### [Problem requirements]
From the listing below, pull out all lines with "icon" in them.

### [Given data]

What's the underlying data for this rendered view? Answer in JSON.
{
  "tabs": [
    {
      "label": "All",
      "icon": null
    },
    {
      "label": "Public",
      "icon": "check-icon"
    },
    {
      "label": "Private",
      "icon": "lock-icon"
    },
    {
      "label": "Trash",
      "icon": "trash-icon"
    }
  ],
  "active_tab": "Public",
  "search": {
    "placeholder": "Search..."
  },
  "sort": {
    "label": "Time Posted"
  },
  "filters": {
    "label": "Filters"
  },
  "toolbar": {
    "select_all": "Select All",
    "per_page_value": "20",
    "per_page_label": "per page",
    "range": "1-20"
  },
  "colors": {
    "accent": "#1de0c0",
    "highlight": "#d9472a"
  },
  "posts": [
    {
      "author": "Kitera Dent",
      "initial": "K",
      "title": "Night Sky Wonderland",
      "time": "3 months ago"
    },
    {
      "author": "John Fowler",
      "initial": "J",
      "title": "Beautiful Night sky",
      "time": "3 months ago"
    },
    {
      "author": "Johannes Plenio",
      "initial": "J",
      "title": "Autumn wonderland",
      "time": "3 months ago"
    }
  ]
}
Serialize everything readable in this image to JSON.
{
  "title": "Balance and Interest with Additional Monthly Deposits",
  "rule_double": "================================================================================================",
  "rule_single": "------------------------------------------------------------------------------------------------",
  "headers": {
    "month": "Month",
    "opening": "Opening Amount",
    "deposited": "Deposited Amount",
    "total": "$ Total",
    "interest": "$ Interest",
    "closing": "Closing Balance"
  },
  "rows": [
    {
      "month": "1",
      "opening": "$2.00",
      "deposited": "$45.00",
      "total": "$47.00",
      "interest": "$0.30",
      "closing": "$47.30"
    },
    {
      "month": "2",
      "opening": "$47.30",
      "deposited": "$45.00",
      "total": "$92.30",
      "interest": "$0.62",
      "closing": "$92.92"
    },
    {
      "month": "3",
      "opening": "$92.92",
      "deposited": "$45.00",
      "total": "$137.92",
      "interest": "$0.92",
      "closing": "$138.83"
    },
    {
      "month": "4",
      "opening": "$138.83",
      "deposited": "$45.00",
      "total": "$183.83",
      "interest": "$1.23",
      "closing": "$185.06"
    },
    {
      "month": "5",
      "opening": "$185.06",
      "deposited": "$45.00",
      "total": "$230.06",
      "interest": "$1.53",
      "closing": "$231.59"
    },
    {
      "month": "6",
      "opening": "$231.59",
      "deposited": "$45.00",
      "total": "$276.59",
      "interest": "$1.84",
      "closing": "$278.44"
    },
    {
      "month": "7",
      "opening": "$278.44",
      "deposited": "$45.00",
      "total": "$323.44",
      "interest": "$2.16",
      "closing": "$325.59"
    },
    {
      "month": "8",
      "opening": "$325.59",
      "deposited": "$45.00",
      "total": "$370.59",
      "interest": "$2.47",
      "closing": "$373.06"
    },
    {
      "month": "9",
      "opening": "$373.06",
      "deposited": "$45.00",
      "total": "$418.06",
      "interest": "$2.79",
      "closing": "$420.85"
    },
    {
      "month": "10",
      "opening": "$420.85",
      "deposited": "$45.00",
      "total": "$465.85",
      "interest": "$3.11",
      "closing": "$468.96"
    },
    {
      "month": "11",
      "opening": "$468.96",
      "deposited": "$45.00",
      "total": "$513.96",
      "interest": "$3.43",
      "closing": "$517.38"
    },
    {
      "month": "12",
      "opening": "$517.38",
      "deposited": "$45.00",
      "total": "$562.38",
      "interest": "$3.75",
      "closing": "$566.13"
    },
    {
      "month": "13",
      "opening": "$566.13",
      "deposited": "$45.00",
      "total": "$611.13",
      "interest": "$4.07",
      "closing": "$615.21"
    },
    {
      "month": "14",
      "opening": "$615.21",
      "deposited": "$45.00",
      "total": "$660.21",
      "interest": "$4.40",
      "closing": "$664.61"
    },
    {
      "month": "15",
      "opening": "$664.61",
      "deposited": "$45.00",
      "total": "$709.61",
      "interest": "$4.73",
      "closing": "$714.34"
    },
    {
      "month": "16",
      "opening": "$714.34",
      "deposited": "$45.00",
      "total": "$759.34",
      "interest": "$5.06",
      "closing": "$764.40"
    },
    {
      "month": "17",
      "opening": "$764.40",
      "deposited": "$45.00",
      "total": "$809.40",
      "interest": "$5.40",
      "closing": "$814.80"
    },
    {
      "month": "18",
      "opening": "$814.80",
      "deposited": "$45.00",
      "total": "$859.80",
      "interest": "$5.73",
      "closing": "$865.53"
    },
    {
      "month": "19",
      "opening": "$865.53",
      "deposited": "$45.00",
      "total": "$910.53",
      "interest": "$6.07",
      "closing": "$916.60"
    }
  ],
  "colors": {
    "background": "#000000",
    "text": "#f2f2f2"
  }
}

### [Completed exercise]
      "icon": null
      "icon": "check-icon"
      "icon": "lock-icon"
      "icon": "trash-icon"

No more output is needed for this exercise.